# Problem to solve
Pull each line holding "Mean" out of the entries below.

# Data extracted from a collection
....................
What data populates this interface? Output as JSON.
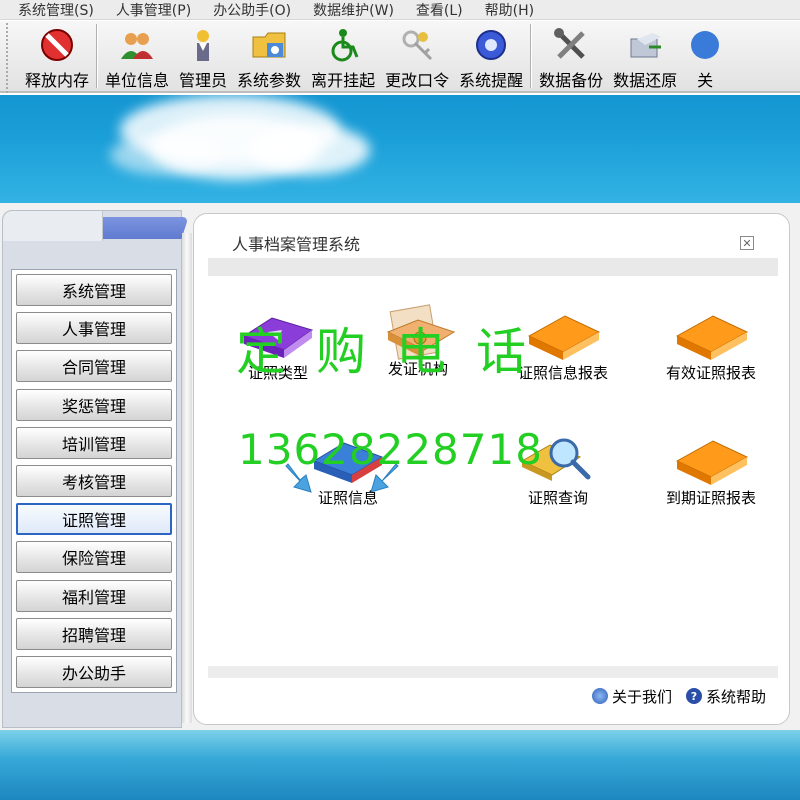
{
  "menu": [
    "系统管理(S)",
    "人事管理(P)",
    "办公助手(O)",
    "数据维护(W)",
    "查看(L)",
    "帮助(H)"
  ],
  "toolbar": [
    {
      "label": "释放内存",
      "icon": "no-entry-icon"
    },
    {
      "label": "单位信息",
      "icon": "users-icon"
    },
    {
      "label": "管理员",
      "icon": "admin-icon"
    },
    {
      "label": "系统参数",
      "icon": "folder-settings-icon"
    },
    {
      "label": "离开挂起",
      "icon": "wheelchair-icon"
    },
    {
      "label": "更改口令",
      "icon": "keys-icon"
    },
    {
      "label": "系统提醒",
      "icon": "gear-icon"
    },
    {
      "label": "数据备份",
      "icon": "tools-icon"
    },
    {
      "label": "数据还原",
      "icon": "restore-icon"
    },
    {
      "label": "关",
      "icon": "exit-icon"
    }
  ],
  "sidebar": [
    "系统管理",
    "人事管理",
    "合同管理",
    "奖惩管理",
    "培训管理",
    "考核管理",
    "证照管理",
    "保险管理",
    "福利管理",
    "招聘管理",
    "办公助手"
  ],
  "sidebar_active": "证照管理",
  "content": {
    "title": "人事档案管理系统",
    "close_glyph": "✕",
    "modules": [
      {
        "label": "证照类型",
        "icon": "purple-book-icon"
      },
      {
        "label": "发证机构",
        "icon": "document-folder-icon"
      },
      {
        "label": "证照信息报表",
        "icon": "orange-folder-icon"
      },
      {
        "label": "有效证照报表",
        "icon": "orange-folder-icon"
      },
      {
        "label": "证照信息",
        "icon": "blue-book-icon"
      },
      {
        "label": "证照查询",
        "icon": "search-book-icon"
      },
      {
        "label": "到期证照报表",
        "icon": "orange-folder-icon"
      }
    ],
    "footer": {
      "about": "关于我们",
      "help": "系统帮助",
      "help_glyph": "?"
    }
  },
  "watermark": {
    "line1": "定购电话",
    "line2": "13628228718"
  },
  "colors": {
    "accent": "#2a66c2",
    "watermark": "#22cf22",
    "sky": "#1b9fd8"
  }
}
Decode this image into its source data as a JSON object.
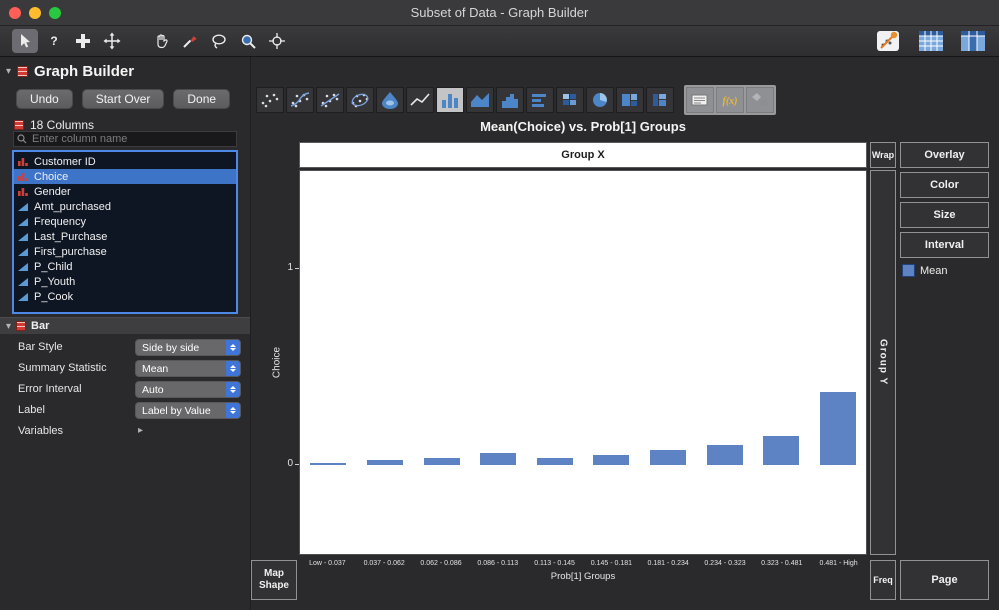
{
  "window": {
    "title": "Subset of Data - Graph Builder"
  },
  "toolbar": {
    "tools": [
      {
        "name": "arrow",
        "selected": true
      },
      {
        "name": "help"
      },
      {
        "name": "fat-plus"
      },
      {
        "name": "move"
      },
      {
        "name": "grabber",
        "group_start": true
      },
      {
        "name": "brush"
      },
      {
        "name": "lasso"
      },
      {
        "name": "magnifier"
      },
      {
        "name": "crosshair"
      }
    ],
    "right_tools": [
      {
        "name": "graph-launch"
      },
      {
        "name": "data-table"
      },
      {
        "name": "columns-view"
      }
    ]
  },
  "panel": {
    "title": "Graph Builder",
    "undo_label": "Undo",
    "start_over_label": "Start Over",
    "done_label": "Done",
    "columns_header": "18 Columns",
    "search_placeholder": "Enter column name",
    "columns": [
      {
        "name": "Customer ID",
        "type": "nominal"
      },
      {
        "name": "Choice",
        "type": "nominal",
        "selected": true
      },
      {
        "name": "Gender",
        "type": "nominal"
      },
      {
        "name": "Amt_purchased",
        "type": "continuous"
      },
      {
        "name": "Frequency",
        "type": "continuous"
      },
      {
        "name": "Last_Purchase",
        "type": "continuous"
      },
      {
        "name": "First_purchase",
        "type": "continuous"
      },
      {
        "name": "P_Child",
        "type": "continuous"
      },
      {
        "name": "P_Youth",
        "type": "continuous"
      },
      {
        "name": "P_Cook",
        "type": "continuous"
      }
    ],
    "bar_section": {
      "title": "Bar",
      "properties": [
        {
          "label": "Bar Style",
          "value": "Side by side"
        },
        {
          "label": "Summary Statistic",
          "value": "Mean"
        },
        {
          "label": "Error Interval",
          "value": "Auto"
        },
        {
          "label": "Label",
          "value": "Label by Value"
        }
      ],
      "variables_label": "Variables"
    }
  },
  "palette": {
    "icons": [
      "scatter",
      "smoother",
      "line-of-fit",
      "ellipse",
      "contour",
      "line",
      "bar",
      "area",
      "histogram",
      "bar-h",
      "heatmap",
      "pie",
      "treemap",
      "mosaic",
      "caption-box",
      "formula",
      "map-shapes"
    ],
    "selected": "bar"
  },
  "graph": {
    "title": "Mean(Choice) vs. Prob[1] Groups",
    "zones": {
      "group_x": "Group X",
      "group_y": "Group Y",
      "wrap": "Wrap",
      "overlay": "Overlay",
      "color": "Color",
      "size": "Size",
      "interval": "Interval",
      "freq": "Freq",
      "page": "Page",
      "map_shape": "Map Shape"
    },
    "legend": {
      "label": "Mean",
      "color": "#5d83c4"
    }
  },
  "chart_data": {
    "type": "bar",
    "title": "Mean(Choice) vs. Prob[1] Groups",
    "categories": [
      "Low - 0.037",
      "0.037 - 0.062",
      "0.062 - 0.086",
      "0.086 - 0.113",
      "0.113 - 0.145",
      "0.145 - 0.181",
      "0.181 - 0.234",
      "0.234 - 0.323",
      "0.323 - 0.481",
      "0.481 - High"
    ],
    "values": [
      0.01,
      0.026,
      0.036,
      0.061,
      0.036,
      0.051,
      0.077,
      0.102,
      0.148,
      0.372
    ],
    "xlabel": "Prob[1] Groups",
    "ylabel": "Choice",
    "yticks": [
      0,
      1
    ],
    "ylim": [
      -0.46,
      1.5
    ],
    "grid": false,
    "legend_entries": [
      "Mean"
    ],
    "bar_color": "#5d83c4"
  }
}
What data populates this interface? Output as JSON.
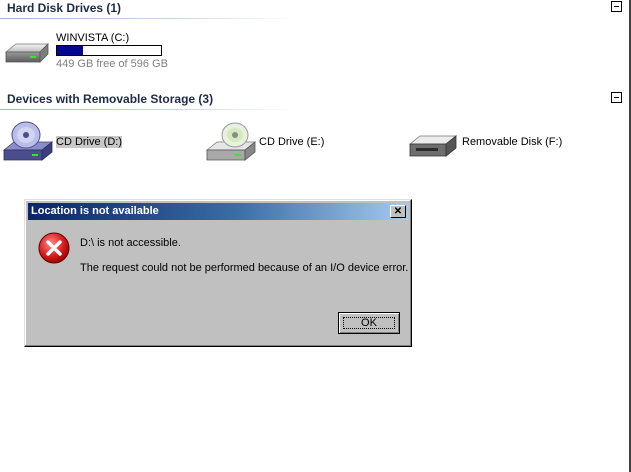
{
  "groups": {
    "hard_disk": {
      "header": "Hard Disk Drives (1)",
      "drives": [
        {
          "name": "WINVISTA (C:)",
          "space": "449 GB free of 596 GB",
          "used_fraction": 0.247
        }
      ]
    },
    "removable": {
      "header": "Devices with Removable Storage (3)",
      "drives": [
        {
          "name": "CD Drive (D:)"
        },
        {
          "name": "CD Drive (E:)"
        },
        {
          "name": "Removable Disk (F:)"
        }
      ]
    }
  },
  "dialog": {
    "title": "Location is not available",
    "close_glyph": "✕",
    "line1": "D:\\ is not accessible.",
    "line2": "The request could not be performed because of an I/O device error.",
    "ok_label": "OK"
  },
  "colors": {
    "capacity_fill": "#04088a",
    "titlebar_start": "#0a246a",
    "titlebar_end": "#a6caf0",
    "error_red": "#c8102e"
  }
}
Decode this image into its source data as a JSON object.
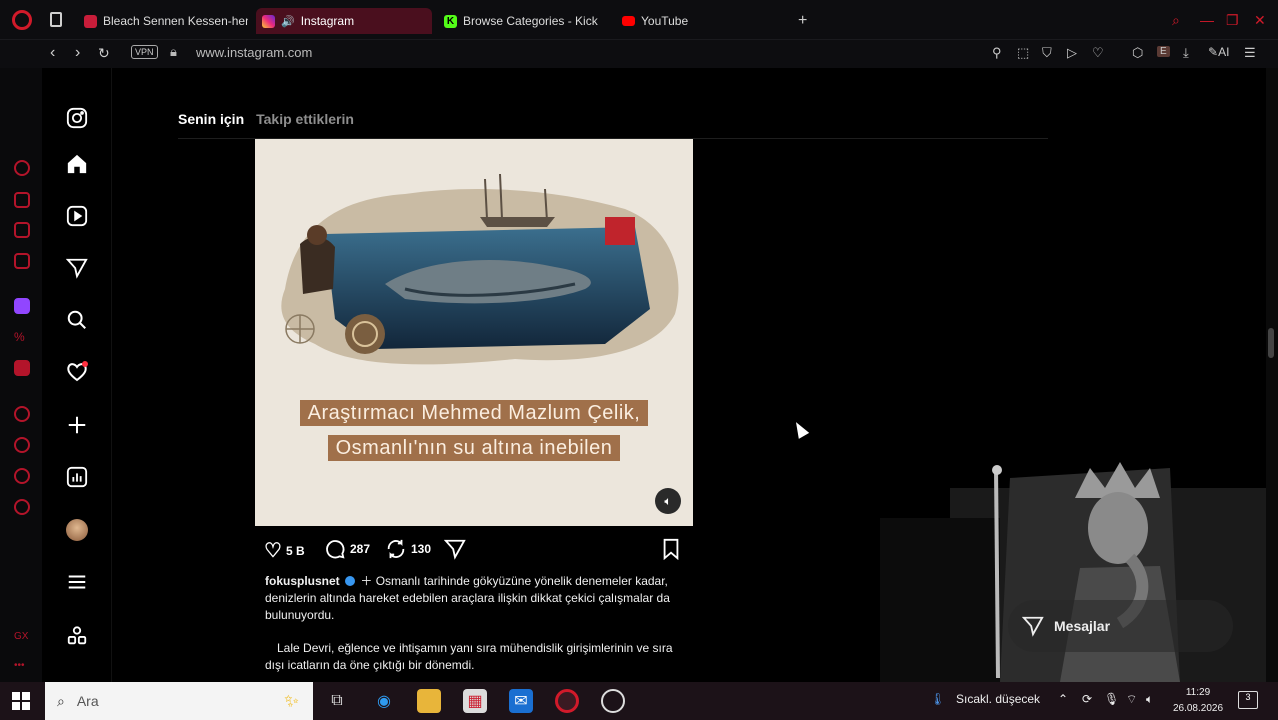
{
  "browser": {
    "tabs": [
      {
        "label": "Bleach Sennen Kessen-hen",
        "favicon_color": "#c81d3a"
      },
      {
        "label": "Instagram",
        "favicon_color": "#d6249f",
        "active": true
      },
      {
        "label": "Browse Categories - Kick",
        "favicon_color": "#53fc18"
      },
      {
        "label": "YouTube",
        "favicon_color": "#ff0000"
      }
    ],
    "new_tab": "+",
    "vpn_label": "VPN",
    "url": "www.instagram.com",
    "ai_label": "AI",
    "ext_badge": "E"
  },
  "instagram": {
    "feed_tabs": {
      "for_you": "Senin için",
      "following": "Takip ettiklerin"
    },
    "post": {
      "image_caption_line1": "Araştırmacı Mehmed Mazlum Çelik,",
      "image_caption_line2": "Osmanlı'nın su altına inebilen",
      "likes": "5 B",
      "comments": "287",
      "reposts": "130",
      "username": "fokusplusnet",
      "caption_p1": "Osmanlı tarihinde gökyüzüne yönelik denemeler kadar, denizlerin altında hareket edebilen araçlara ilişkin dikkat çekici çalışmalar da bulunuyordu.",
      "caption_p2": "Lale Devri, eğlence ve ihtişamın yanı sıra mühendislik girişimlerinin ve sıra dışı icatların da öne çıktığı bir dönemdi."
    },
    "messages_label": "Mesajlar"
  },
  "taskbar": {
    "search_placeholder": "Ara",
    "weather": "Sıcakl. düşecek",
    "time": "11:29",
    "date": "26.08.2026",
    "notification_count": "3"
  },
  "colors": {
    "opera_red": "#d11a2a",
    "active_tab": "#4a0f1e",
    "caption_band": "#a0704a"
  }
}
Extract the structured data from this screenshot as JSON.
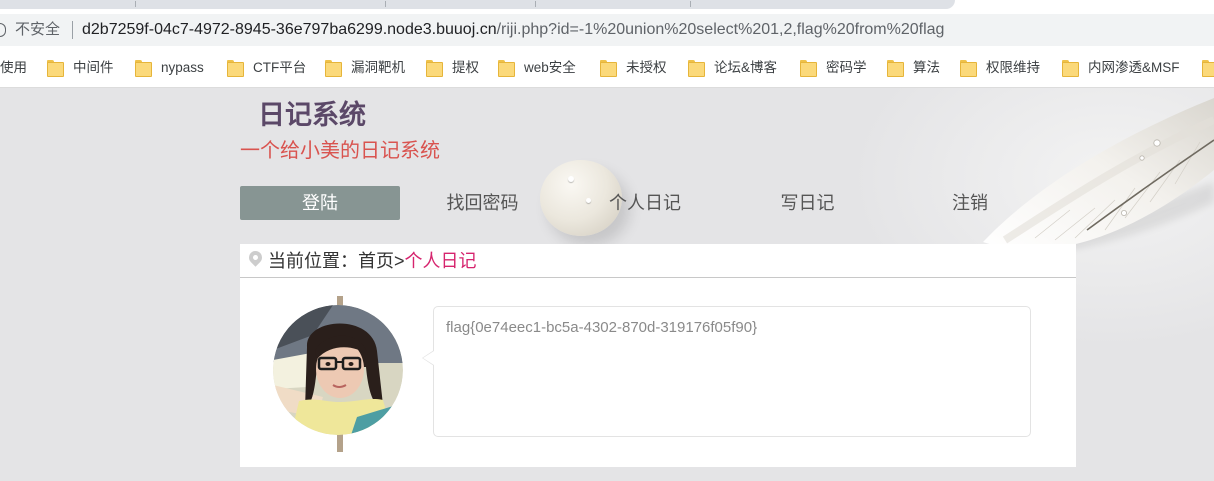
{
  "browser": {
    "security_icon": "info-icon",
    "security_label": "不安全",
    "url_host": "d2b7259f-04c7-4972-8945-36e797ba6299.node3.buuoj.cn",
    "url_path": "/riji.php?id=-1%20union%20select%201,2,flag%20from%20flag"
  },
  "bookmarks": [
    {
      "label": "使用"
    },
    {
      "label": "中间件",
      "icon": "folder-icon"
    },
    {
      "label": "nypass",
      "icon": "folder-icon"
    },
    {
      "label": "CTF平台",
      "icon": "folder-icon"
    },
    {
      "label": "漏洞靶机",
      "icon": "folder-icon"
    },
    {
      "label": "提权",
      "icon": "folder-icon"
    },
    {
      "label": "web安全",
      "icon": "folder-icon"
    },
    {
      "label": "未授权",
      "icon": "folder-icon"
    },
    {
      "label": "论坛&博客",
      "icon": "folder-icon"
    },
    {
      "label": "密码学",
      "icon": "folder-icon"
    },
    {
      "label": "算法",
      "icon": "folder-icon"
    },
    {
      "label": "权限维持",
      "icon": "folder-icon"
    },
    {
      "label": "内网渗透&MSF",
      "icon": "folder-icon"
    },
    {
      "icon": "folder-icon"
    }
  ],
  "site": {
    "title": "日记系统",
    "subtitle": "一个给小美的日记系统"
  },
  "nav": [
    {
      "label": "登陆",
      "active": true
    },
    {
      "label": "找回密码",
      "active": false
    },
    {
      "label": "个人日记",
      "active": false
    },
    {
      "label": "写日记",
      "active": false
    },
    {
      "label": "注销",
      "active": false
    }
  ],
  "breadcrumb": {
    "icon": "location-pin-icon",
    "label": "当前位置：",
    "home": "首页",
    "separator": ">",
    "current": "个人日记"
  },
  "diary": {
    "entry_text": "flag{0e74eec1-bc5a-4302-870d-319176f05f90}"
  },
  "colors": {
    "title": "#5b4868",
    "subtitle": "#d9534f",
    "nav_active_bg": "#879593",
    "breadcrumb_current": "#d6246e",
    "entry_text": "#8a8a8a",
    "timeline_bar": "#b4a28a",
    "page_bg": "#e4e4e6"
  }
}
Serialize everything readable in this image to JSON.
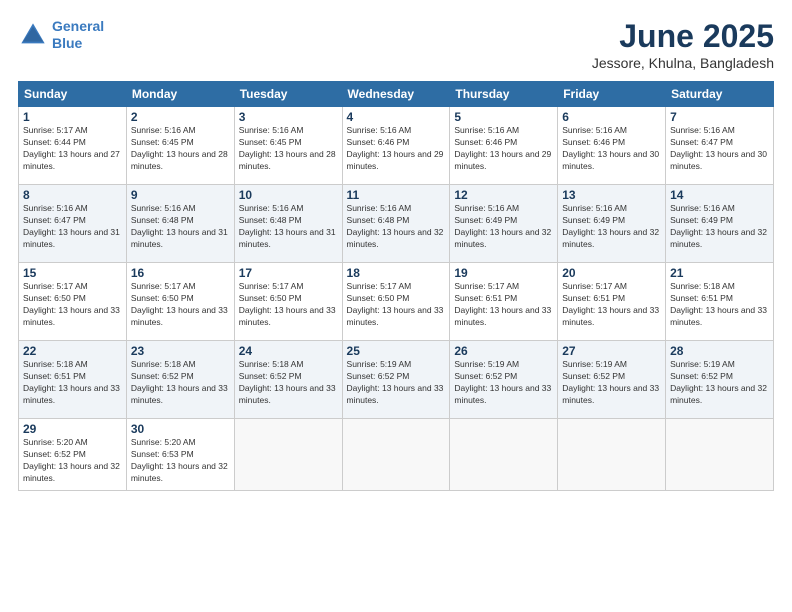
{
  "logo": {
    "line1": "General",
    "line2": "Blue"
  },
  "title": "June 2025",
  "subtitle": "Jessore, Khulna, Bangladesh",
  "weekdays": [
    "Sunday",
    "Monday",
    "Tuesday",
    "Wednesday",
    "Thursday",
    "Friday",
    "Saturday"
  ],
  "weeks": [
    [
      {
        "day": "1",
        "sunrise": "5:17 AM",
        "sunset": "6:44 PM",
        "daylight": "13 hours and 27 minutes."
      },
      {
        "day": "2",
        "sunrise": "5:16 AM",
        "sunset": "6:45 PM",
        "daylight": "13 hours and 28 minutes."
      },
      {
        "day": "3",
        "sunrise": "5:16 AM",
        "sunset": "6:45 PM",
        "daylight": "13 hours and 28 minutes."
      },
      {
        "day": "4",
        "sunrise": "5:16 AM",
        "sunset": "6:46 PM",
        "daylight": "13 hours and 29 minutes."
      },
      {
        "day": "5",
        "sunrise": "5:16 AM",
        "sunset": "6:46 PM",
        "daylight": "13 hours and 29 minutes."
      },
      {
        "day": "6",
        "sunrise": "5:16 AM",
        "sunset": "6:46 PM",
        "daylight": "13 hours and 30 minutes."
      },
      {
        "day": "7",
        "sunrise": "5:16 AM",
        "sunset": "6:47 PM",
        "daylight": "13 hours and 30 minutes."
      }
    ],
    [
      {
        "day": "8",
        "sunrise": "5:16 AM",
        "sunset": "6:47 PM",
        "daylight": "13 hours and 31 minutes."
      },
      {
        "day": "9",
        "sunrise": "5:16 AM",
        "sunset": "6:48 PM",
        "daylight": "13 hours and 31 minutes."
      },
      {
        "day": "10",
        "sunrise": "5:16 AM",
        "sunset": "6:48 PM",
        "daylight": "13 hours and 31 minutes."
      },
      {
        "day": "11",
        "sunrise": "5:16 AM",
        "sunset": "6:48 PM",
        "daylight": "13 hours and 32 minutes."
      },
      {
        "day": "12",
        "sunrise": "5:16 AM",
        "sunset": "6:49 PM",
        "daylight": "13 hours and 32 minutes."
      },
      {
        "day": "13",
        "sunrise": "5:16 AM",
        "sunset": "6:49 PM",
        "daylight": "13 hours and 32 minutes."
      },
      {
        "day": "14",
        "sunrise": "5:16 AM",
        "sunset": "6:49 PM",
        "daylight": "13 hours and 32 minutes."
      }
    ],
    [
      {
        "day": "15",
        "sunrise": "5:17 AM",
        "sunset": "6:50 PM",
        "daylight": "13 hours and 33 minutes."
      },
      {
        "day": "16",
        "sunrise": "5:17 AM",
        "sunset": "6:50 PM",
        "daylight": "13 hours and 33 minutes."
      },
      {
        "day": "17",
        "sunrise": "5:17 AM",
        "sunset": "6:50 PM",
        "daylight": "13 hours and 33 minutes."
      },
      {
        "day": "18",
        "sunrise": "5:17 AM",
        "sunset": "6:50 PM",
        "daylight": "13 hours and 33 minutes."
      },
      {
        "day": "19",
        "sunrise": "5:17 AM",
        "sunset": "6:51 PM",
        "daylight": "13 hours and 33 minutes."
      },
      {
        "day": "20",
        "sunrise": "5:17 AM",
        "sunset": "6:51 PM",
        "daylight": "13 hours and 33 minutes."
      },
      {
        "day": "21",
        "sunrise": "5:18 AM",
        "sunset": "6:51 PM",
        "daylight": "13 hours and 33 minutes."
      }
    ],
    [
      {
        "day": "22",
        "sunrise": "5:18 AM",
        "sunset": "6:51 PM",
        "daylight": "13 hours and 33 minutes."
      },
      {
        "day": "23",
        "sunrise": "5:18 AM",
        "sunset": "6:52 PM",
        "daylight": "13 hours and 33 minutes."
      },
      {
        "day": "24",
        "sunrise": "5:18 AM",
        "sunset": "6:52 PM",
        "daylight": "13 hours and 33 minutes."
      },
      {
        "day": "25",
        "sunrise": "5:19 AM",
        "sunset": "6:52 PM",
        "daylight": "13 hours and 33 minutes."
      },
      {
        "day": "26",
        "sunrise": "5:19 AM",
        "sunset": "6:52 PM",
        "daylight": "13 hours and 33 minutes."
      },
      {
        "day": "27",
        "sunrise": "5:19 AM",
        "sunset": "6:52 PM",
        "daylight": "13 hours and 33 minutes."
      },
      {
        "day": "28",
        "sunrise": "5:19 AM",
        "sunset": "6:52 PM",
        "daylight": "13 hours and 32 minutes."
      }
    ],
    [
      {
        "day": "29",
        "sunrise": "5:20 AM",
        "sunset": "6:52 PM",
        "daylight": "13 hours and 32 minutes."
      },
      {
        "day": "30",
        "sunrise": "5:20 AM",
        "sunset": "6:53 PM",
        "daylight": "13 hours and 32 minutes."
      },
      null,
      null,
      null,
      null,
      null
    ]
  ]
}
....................
# Response below
          "value": "Mean"
    "title": "Mean(Choice) vs. Prob[1] Groups",
      "label": "Mean",
    "title": "Mean(Choice) vs. Prob[1] Groups",
      "Mean"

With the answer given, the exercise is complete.